- Pseudophryne corroboree, the Corrobee Frog, is the most distinctive and easily recognised Australian frog. Its bright yellow or greenish-yellow colouring and shiny, irregular black stripes are reminiscent of the decorative patterns Aborigines apply to their bodies for ceremonial dances. The Corroboree Frog is found throughout the Australian alpine regions around Mt. Kosciusko and the high country near the Australian Capital Territory. Often found under logs or in vegetation close to trees and marshes, the frog moves into alpine sphagnum bogs for the breeding season.
- Until recently the Eastern and Western Yellow-faced Whip Snakes were regarded as geographic variants of the same species, Demansia psammophis. The Western Yellow-faced Whip Snake, the reptile depicted on the stamp, is now regarded as a separate species named Demansia reticulata, known in Western Australia as the Green Whip Snake. Both the common and Latin names of Demansia reticulata derive from the snake’s distinctive coloration. The back and sides of the body are pale green. Each scale is edged with black, resulting in the netted or reticulated pattern which gives the species its scientific name. Swift moving and active by day, the Yellow-faced or Green Whip Snake inhabits much of Western Australia and adjacent parts of the Northern Territory and South Australia. Its bite is venomous and painful, but not lethal.
- Physignathus lesueurii, the Eastern Water Dragon, is a semi-aquatic tree lizard which lives near creeks and rivers. Often observed on the bough of a tree overhanging water, the lizard, if disturbed, will drop into the water and remain submerged for up to half an hour. One of the larger species of dragon, the Eastern Water Dragon attains an average length of one metre. The species is found in eastern coastal areas from Cape York to eastern Victoria.
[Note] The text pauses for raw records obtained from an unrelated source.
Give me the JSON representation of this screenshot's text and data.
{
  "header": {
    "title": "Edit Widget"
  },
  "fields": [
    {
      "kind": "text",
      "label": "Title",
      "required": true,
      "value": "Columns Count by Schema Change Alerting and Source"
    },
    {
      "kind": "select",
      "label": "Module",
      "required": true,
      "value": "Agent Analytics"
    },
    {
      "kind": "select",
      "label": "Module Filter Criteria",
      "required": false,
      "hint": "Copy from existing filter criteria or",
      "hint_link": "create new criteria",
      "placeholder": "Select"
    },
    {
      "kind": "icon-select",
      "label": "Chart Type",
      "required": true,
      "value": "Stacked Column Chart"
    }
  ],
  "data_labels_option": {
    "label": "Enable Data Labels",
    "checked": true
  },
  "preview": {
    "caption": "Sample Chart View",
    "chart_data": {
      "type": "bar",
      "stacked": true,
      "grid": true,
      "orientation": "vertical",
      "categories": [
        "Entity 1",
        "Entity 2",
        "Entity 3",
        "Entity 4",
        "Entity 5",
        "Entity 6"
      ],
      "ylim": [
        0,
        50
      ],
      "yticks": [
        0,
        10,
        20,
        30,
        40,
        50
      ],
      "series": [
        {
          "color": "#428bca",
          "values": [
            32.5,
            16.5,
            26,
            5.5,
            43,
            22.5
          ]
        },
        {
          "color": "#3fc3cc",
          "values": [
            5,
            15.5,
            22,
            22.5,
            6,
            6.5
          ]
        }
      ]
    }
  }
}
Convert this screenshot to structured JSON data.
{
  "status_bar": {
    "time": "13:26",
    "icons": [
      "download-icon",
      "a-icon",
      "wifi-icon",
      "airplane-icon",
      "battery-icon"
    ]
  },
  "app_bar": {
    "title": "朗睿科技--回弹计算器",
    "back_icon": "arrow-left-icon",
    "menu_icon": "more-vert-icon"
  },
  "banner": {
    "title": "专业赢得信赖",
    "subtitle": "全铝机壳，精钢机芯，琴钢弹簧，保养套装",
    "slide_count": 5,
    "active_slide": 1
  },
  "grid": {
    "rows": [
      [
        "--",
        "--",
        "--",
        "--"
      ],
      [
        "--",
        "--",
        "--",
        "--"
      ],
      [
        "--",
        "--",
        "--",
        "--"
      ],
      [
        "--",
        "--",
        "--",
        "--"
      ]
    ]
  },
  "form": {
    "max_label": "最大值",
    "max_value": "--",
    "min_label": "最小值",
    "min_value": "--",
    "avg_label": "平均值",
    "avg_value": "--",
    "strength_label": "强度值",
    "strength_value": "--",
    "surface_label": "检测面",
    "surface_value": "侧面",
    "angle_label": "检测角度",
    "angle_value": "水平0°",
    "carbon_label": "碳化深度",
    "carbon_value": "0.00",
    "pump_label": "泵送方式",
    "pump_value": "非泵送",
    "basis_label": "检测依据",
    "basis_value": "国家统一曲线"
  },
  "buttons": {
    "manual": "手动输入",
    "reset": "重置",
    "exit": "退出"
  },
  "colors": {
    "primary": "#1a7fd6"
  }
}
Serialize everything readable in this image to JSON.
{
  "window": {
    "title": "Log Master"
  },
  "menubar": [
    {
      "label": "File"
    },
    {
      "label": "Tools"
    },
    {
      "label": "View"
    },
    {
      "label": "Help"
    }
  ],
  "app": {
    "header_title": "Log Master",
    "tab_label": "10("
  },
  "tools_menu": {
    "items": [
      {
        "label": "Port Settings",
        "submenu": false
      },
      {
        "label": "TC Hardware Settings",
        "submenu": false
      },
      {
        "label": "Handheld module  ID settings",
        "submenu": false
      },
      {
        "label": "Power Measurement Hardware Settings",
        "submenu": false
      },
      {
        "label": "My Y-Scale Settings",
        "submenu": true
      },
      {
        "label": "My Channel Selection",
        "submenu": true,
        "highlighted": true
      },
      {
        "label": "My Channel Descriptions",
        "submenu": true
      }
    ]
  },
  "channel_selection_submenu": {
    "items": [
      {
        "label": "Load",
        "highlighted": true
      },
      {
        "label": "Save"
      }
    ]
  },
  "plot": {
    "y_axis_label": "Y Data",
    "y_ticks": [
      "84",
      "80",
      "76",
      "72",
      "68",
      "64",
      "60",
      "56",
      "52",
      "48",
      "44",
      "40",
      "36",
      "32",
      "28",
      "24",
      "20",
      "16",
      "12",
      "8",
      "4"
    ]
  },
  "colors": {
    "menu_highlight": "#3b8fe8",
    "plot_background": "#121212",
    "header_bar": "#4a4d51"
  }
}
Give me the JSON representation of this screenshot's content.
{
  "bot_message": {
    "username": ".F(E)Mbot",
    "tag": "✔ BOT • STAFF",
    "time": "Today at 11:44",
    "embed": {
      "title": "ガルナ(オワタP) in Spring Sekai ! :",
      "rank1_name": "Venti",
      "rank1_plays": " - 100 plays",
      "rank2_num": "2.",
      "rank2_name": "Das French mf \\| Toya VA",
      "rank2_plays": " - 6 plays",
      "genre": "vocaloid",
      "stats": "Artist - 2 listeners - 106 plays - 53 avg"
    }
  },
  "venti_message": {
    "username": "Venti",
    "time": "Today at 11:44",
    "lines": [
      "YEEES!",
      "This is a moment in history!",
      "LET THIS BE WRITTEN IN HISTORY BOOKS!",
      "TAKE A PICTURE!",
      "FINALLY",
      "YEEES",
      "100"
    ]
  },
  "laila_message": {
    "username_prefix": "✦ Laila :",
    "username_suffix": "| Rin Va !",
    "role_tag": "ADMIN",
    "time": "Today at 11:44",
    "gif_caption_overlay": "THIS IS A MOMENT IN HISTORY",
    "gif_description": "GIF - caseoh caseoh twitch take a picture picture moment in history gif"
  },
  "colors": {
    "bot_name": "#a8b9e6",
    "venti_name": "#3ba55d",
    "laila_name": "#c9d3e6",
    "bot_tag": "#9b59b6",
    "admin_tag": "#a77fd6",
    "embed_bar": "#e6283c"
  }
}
- The names ‘turtle’ and ‘tortoise’ are applied in different ways in various parts of the world. In Australia, ‘tortoise’ refers to freshwater creatures, and ‘turtles’ are marine animals. The shell of Chelodina longicollis, the Eastern Snake-necked Tortoise, is approximately 25cm long and covered by horny plates. The colour of the shell varies from yellow to brown or black. Each plate is edged in black, giving lighter-coloured specimens of this species a distinctly patterned shell. The Eastern Snake-necked Tortoise is semi-aquatic, distinguished by jointed fore and hind limbs and webbed feet. Distributed throughout the interior of south-eastern Australia, the tortoise inhabits swamps, lakes, billabongs, and slow-moving rivers.
- Australian geckos tend to be non-venomous and nocturnal. Nephrurus levis, the Smooth Knob-tailed Gecko, is one of the larger species, measuring approximately 12cm. Its head and eye are proportionately large, and its ridged tail is carrot-shaped with a small knob on the end. Predominantly purplish-brown with yellowish-white dots, the gecko’s body is soft thin-skinned, and delicate in appearance. The Smooth Knob-tailed Gecko is a burrow-dweller by day, inhabiting all arid areas of mainland Australia except Victoria.
- Two species of crocodile are found in Australia: Crocodylus johnstoni, the Freshwater Crocodile, and Crocodylus porosus, the Estuarine or Salt-water Crocodile. The average length of the Freshwater Crocodile is 2 metres, considerably smaller than the Estuarine species. Its body is heavy and muscular and its limbs are short and thickset. The numerous sharp teeth are used to hold prey underwater until drowned; victims (fish, frogs, crustaceans, birds, mammals and reptiles) are then devoured whole or in large sections. Freshwater Crocodiles are found only in northern Australia, in coastal and hinterland freshwater streams, lagoons and billabongs.